“DIY” Cosmetic Procedures
In world news this week, several stories have come out with alarming information about plastic surgery trends in South Korea. Statistics show that the rate of plastic surgery in South Korea is extremely high (as compared with other countries), and recent reports state that increasingly more Korean teenagers and young people are buying in to the trend. The part of the reports that is most alarming is the fact that young people who cannot afford plastic surgery are resorting to “do it yourself” cosmetic procedures.
Thankfully, there have not been reports of actual attempts at surgery, but apparently some young Koreans are purchasing devices online that claim to widen eyes, narrow jaws, and make noses more “pointy.” These gadgets sound like medieval torture devices, and are allegedly extremely painful to use and wear.
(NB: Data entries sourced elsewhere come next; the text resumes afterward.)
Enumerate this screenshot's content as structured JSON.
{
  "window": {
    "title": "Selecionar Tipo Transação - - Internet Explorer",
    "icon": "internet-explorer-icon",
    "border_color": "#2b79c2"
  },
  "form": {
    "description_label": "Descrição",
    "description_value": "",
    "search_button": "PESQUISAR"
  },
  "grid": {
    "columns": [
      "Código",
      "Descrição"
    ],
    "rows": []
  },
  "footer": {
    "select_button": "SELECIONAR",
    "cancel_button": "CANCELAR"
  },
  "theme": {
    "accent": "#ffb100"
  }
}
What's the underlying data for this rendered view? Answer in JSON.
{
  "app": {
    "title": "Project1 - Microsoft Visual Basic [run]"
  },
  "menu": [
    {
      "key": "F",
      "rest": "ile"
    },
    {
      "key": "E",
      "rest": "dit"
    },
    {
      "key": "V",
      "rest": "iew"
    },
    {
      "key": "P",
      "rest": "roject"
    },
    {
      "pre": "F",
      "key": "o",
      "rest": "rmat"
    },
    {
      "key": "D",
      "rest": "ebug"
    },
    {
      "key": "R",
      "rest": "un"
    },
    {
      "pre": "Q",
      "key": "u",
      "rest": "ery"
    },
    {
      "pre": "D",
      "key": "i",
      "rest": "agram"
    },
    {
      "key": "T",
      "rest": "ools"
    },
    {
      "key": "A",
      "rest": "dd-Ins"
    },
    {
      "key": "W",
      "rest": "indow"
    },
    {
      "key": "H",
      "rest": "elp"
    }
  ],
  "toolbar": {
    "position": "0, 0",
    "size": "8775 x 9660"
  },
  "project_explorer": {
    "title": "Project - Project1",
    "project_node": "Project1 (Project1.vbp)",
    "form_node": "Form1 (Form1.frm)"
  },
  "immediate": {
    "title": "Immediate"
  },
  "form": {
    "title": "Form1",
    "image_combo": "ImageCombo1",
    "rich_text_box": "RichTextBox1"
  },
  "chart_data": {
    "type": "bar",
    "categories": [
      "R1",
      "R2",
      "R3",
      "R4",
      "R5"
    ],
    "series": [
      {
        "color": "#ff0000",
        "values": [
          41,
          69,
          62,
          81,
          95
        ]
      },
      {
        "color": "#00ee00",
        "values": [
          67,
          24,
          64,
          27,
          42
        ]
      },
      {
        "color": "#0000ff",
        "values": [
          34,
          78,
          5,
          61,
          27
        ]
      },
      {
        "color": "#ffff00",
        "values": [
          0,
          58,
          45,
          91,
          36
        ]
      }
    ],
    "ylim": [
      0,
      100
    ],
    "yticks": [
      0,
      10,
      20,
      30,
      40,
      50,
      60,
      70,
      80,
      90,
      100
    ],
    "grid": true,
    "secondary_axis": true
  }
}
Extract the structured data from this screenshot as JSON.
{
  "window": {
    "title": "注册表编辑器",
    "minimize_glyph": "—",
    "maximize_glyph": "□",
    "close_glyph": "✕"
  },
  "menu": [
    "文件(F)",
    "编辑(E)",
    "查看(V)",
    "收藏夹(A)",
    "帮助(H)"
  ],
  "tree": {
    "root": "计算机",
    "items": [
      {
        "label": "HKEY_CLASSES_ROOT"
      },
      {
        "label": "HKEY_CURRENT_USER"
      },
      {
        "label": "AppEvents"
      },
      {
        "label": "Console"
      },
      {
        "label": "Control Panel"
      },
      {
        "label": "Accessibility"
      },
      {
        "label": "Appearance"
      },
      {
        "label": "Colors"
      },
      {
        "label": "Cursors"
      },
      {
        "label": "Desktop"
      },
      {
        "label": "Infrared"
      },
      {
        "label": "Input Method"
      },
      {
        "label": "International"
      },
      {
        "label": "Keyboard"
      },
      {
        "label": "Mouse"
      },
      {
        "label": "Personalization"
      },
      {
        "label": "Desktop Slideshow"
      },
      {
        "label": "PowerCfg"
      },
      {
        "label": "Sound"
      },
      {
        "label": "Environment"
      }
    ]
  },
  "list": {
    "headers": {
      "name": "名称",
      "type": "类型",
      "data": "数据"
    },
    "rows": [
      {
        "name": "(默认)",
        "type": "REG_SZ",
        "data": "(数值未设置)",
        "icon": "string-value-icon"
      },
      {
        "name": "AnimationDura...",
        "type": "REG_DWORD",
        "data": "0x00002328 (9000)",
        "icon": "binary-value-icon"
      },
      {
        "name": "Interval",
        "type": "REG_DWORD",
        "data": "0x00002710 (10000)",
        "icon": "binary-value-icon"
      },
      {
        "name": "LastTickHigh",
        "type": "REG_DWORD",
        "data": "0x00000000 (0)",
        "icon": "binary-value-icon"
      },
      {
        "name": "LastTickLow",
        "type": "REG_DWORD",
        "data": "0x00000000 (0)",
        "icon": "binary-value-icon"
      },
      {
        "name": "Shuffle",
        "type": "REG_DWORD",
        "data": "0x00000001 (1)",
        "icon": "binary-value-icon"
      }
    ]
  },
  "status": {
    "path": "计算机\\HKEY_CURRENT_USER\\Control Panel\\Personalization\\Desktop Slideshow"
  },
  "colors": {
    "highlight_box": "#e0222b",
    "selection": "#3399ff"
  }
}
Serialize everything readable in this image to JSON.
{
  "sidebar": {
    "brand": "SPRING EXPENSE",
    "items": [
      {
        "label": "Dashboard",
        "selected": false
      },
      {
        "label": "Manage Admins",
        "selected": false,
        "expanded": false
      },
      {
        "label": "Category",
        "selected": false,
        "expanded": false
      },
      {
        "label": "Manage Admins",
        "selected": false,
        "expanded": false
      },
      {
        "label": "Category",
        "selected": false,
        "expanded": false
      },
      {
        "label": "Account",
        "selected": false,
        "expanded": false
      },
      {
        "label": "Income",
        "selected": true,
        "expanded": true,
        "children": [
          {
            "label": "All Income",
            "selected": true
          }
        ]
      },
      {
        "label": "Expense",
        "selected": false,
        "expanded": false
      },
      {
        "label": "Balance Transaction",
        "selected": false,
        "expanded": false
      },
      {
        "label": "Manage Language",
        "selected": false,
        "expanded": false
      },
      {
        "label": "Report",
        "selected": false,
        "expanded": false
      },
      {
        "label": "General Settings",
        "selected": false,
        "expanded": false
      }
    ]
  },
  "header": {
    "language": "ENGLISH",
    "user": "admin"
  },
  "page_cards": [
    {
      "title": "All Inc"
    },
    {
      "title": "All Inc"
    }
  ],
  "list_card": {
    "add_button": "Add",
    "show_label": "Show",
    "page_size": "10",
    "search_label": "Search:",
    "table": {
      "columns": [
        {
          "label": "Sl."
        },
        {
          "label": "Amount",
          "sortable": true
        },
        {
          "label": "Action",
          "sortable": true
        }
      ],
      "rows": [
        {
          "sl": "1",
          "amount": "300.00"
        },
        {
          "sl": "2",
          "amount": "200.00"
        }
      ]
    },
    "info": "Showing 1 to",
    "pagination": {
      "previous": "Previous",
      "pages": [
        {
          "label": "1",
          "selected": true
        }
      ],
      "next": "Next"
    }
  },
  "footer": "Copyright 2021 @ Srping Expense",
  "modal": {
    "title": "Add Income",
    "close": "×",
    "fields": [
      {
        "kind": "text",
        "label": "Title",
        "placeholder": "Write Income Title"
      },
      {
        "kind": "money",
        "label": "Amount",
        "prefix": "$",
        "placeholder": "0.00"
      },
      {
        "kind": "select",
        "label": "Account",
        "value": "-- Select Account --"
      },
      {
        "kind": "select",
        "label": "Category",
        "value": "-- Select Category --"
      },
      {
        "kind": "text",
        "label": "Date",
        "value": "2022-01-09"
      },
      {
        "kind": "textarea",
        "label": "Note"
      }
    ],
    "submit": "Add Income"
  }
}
This begs the obvious question of why young Koreans feel the need to alter themselves so much that they would resort to these extreme measures.
The main factors behind this movement of “DIY” cosmetic procedures are cultural standards of beauty in South Korea, with younger generations feeling pressured to keep up. Many “K Pop,” or Korean pop artists, publicly announce the surgery and procedures they have had, which is being noticed by their adoring fans, and is ultimately influencing popular opinion of what is considered beautiful. For easily influenced, school aged young people, what they see their idols doing to stay beautiful is huge. Also, as stated earlier, a high percentage of people in South Korea have undergone plastic surgery and cosmetic procedures, so the trend is not only with celebrities. Reports are claiming that the primary reason young people are buying online beauty devices is because they do not have the economic means to afford plastic surgery, and these “instruments” present an alternative. Supposedly, even elementary school children have been seen wearing the gadgets to school.
Physicians in the country are concerned about these “DIY” tools for several reasons. First, they worry about the damage the devices could inflict on young people who are still growing. It has been reported that the tools frequently cause pain, bruising, and other side effects. To stop the behavior, several different measures could be taken, but it will ultimately require changing the accepted standards of beauty, and becoming more accepting of natural beauty, to truly create significant and lasting change. While it’s a good thought, it may not be entirely feasible in the near future, and in the meantime, hopefully no one will suffer injuries from online “DIY” beauty tools.
Post Provided by Bonny Domoto, L.E.